Thursday, August 1, 2019
Reducing Sugar in Dairy Products Often Requires a Multi-Prong Approach
The International Food Information Council (IFIC) Foundation’s 2019 Food and Health Survey shows that four out of five (80%) shoppers are limiting or avoiding sugars in foods. A higher percentage of 65-plus years old consumers use the Nutrition Facts to choose products with lower sugar.
This IFIC data is reinforced by Innova Market Insights’ research showing one in two U.S. Baby Boomers has been reducing sugar intake or buying more reduced-sugar products, while two in five are cutting back on their consumption of sweet snacks. This includes ice cream.
This trend is supported by research into the typical shopping basket.

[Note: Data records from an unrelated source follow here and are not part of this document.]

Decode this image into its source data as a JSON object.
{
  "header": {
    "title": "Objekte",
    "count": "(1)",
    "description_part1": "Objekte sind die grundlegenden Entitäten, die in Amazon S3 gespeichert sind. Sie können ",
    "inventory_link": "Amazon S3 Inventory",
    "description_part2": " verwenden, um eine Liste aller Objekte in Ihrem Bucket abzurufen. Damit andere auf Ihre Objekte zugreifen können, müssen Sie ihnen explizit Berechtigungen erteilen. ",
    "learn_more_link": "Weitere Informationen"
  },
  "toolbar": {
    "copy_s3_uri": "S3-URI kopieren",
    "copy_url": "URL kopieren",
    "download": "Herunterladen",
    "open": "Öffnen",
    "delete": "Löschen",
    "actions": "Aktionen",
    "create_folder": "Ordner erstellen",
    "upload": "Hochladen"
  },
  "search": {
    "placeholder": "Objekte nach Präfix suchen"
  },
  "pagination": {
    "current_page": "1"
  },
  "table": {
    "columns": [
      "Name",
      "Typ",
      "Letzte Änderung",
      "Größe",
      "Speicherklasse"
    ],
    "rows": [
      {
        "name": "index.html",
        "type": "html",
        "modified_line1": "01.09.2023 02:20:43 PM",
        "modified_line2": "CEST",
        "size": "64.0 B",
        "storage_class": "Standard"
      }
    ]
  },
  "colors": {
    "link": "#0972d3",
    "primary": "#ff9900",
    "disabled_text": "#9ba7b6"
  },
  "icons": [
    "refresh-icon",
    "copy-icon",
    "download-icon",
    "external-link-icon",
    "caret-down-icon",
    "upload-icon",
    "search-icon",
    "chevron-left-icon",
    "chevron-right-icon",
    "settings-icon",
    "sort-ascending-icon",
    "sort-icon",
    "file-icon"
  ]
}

“Boomers are below-average purchasers of certain sweet products such as chocolate, desserts, ice cream and snack bars,” says Lu Ann Williams, director of innovation at Innova Market Insights. “In contrast, they are markedly more important in the yogurt, sweet baked goods and breakfast cereals categories, so these could offer opportunities for sugar reduction.”

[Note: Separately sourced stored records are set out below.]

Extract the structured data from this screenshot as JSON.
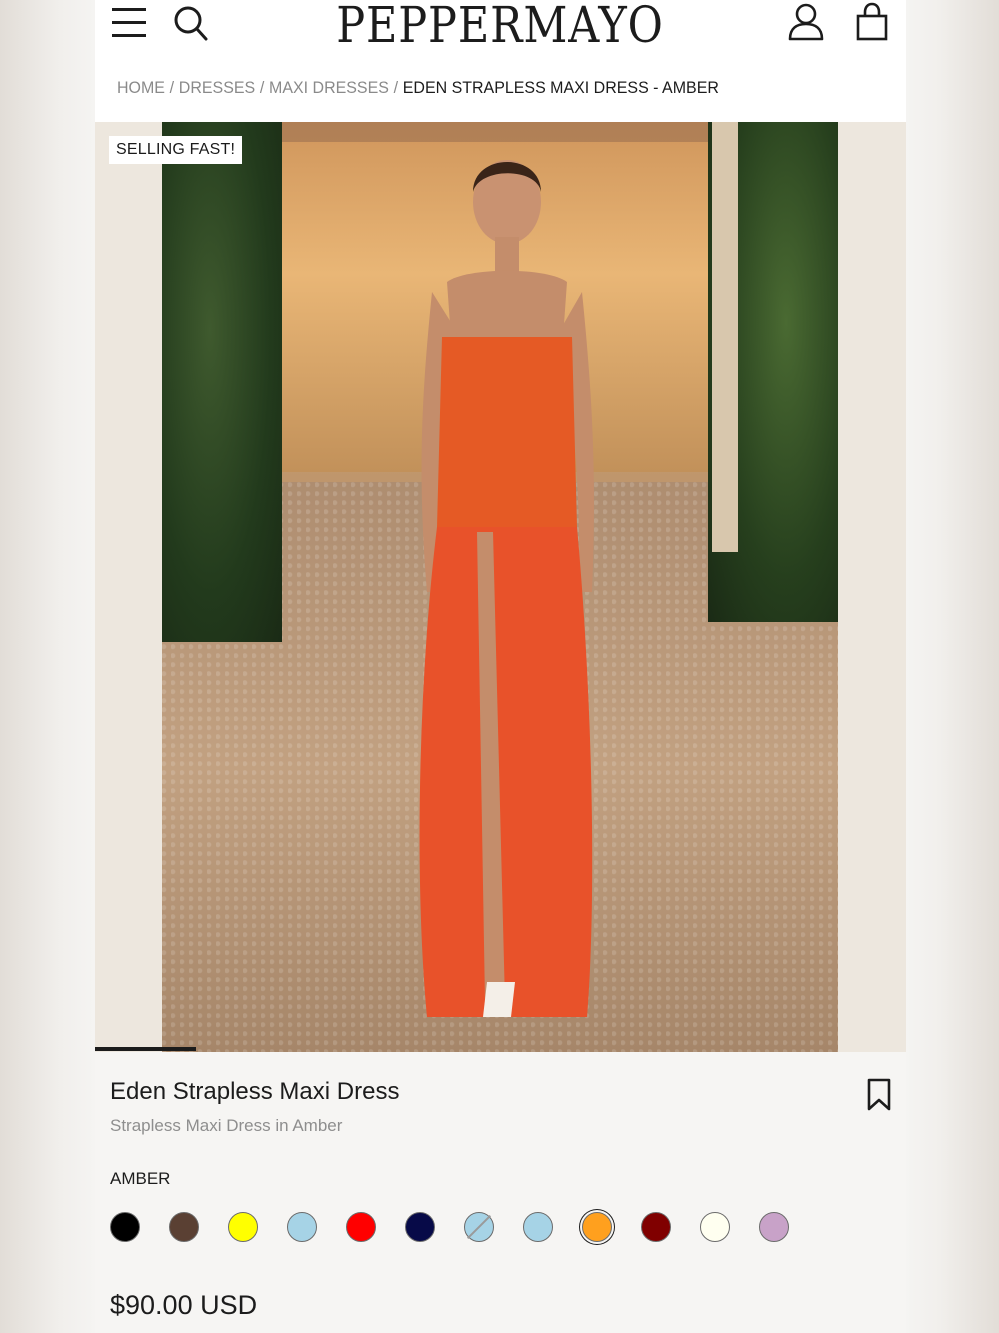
{
  "header": {
    "logo": "PEPPERMAYO",
    "icons": [
      "menu-icon",
      "search-icon",
      "account-icon",
      "bag-icon"
    ]
  },
  "breadcrumb": {
    "items": [
      "HOME",
      "DRESSES",
      "MAXI DRESSES"
    ],
    "current": "EDEN STRAPLESS MAXI DRESS - AMBER",
    "separator": "/"
  },
  "gallery": {
    "badge": "SELLING FAST!",
    "progress_fraction": 0.125
  },
  "product": {
    "title": "Eden Strapless Maxi Dress",
    "subtitle": "Strapless Maxi Dress in Amber",
    "selected_color": "AMBER",
    "price": "$90.00 USD",
    "bookmark_icon": "bookmark-icon"
  },
  "swatches": [
    {
      "color": "#000000",
      "slashed": false,
      "selected": false
    },
    {
      "color": "#5a4033",
      "slashed": false,
      "selected": false
    },
    {
      "color": "#ffff00",
      "slashed": false,
      "selected": false
    },
    {
      "color": "#a6d3e6",
      "slashed": false,
      "selected": false
    },
    {
      "color": "#ff0000",
      "slashed": false,
      "selected": false
    },
    {
      "color": "#070a48",
      "slashed": false,
      "selected": false
    },
    {
      "color": "#a6d3e6",
      "slashed": true,
      "selected": false
    },
    {
      "color": "#a6d3e6",
      "slashed": false,
      "selected": false
    },
    {
      "color": "#ffa01e",
      "slashed": false,
      "selected": true
    },
    {
      "color": "#800000",
      "slashed": false,
      "selected": false
    },
    {
      "color": "#fffff0",
      "slashed": false,
      "selected": false
    },
    {
      "color": "#c8a2c8",
      "slashed": false,
      "selected": false
    }
  ]
}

The U.S. yogurt category is already seeing high levels of low/no sugar development, with 20% of all launches in 2018 carrying such claims, up from just 4% in 2013, according to Innova data.
Lower-sugar dairy-based beverages, on the other hand, present a growth opportunity when targeting Millennials. This includes less-sugar dairy-based beverages, such as flavored milk, smoothies, lattes and nutritional beverages.
That’s beverages play an immense role in Millennials’ lives, ranging from occasions orienting to indulgence, discovery, and health and wellness to ones focusing on convenient satiety. Seventy three percent of Millennials always have a beverage on hand, compared to 63% of Gen X and 58% of Boomers, according to The Hartman Group. That’s a lot of beverages being consumed. With less sugar, dairy-based options run a greater chance of being on the menu.
Indeed, Millennials have a broad range of beverage aspirations. The desire to drink more water and drink less soda and less sugar are linked to their health and wellness goals.
Pillars is the perfect example of a dairy beverage designed to appeal to Millennials, Baby Boomers and everyone in between. (That’s Gen X and includes me, the ignored generation.)
There are many approaches to reducing sugar in dairy foods. Industry experts recently conducted a review of ingredient and processing opportunities to reduce sugar in dairy products. The analysis “Invited review: Sugar reduction in dairy products,” was published in the October 2018 issue of Journal of Dairy Science. Link HERE to read it.
They specifically explored technologies to reduce sugar in ice cream, yogurt and flavored milk without sacrificing flavor.
“Dairy foods represent a large market,” explained lead investigator MaryAnne Drake, professor, Department of Food, Bioprocessing and Nutrition Sciences at the Southeast Dairy Foods Research Center, North Carolina State University. “The dilemma of how to reduce sugar content without sacrificing flavor and negatively affecting product sales is challenging, as sugar plays an important role in dairy foods, not only in flavor, but also in texture, color and viscosity. Replacing sugar can have negative effects, making substitution inherently difficult.”
Source: International Food Information Council (IFIC) Foundation’s 2019 Food and Health Survey
Reducing sugar in dairy products often requires a multi-prong approach. That’s because when you take out sugar, it’s not just sweetness that is impacted. Further, when replacing sweetness, it’s important to understand how other ingredients in the matrix impact sensory perception. This includes texturants, fat and even the flavor system.
Dr. Drake and the other researchers identified numerous promising sugar-reduction technologies, including hydrolysis of lactose, ultrafiltration and alternative sweeteners, often in combination.
There’s also opportunity with sweet flavor modifiers. In fermented dairy foods, cultures can impact mouthfeel as well as acidity, which in turn influences sweetness perception.
Allulose presents one of the newest and possibly biggest opportunities for sugar reduction in dairy foods. This rare sugar tastes and functions similar to sugar while adding almost no calories. And since April 17, 2019, Food and Drug Administration’s draft guidance allows allulose to be excluded from the total sugars declaration and added sugars declaration on the Nutrition Facts label. Allulose has a similar taste profile to sugar and is 70% as sweet. To read more, link HERE.
“Understanding current sugar-reduction techniques, research and consumer response to sugar reduction in dairy products is important for dairy manufacturers in order to design and produce sugar-reduced products,” according to Dr. Drake. “Sugar reduction is an inherently difficult task due to the many functions of sugar in food products, but progress is being made in developing products acceptable to consumers.”